Time has changed now with the modern approach and education empowering Muslim women who have started uniting themselves. The mindset of even well-educated Muslim young man is no different as compare polluted by orthodox Muslims under the influence of Ulemas. Recently a shocking case of an Associate Professor of Aligarh Muslim University Dr. Rizwan Khan of Electricity Engineering Department came to light, who has been alumnae of AMU and done Ph.D., M.Tech, and BTech from AMU. He married one of his student Shabana Khan, who was pursuing an engineering degree in electrical in 2005, after falling in love with her. Shabana started her career in designs in some company located at Green Park area of Delhi where Dr. Rizwan Khan frequently came to continue his courtship. Shabana’s brother resides in Dubai where he wanted his sister to come and take employment. Shabana told this fact to Dr. Rizwan who in turn offer her to marry him.
Talking to Tehelka from Aligarh Shabana told her marriage was solemnized with all fanfare with all rituals and dowry. His brother foots the hotel bills for the marriage party brought by Dr. Rizwan. Narrating the story of her exploitation Shabana broke down into tears, “One day Rizwan sent me an empty envelope to his engineer wife Sabana Khan under the refuse of ‘Talaq-e-Biddat’. Shabana, the mother of two small daughters, contests his claim saying, “He never gave me divorce as even after the date of alleged divorce he continued to live with me and took me to various Restaurants for dinning out. Though I was subjected to domestic violence and unduly suspected for having relations with boys on facebook and other social sites I suffered silently in the interest of my small daughters. He never paid me any Mehar or Iddat money.”
Though Shabana met and complained the Vice Chancellor, Chairman, dean, and registrar about the indulgence of Dr. Rizwan into domestic violence and sought their help but they all washed off their hands saying that since the matter is in the court they can’t help her out. Shabana is now entangled in the legal battle to get back the custody of her minor daughters, due maintenance in accordance with her status and a flat. Mediation efforts are on at the initiative of High Court but no result has come out as yet. It will be resumed on 14 July 2016 again to explore possible compromise but Shabana has no hopes. “My husband had illicit relations with some of his close relatives even before my marriage and has started living with her along with my daughters and tutoring wrong facts into their innocent minds about me,” She alleged with pain.

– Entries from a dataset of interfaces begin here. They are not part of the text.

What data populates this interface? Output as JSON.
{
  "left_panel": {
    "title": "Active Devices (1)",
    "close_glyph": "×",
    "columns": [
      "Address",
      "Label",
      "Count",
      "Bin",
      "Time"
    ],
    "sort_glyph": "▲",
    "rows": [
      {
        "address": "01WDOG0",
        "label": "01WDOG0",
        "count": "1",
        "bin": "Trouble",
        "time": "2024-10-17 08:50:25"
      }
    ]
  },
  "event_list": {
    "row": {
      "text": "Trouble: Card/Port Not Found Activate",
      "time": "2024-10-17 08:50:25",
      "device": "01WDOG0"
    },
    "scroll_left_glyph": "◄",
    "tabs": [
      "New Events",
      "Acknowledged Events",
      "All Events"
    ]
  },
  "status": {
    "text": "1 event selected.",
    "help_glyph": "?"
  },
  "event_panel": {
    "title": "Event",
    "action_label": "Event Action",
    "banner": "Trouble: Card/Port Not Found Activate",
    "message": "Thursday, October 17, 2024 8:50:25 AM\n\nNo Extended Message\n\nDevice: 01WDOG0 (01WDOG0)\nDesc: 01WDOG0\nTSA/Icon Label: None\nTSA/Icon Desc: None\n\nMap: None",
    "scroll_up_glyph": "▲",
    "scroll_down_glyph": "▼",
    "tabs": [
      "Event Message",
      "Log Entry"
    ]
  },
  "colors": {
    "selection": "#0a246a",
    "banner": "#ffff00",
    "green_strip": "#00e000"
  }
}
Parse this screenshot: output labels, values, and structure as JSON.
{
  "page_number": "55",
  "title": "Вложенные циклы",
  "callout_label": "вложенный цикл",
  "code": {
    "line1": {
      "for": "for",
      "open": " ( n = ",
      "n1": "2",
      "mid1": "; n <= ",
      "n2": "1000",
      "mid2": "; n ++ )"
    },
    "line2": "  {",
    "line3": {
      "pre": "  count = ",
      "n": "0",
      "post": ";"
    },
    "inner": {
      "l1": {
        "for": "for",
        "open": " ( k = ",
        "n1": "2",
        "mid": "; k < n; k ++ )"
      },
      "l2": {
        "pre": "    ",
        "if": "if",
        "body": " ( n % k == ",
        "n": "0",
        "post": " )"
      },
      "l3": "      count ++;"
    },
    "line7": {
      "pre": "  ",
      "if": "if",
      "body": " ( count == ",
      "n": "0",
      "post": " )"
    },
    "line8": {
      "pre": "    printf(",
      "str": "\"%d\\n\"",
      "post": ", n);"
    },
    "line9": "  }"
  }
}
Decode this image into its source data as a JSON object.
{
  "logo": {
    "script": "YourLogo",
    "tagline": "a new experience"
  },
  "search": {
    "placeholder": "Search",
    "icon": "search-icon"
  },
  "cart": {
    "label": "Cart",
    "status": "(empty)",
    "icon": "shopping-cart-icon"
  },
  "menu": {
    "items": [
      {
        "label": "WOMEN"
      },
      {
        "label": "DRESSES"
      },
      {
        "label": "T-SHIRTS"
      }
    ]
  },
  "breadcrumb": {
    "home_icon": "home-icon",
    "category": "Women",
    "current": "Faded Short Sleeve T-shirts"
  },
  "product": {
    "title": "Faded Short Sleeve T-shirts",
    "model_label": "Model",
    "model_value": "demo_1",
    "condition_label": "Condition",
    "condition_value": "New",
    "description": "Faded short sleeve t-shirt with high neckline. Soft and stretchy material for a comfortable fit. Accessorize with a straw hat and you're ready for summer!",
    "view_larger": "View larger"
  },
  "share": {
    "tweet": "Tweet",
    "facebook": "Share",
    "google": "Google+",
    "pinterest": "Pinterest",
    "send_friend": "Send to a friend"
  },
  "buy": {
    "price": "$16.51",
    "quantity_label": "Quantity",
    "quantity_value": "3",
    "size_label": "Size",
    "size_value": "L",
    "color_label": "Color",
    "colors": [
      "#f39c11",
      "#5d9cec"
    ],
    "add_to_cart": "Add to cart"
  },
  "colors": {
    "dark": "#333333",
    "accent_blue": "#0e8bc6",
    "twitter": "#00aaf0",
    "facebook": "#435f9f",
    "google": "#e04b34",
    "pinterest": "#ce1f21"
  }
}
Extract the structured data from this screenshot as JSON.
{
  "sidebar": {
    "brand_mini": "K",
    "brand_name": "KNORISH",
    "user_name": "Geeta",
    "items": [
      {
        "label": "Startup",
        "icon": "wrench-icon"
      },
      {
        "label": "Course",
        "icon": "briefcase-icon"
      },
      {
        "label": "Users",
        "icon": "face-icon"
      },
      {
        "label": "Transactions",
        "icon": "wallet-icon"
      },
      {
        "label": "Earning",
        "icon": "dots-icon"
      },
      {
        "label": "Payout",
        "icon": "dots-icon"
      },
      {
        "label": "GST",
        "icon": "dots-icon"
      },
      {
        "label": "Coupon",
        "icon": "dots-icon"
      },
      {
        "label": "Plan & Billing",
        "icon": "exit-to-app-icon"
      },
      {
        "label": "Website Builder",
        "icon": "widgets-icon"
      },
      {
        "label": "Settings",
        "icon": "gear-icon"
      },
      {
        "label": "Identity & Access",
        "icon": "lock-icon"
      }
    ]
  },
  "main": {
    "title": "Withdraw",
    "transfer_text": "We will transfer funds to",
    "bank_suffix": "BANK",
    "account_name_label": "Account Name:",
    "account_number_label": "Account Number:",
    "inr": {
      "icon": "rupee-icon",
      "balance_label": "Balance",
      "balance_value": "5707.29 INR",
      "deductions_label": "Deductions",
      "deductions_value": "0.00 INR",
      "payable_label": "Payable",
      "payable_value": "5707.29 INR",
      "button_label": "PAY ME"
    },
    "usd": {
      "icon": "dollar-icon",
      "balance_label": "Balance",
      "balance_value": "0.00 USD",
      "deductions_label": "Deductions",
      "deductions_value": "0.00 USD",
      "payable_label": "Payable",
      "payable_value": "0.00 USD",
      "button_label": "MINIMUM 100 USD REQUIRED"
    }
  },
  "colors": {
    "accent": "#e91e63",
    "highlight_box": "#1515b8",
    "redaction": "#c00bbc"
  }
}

Shabana expressed her solidarity with Shayra Bano who has become her rallying point for keeping on her fight for justice. They are uniting to raise their voice against polygamy and to favour uniform civil code to protect them from day to day sexual violence, harassment and threat of triple talaq.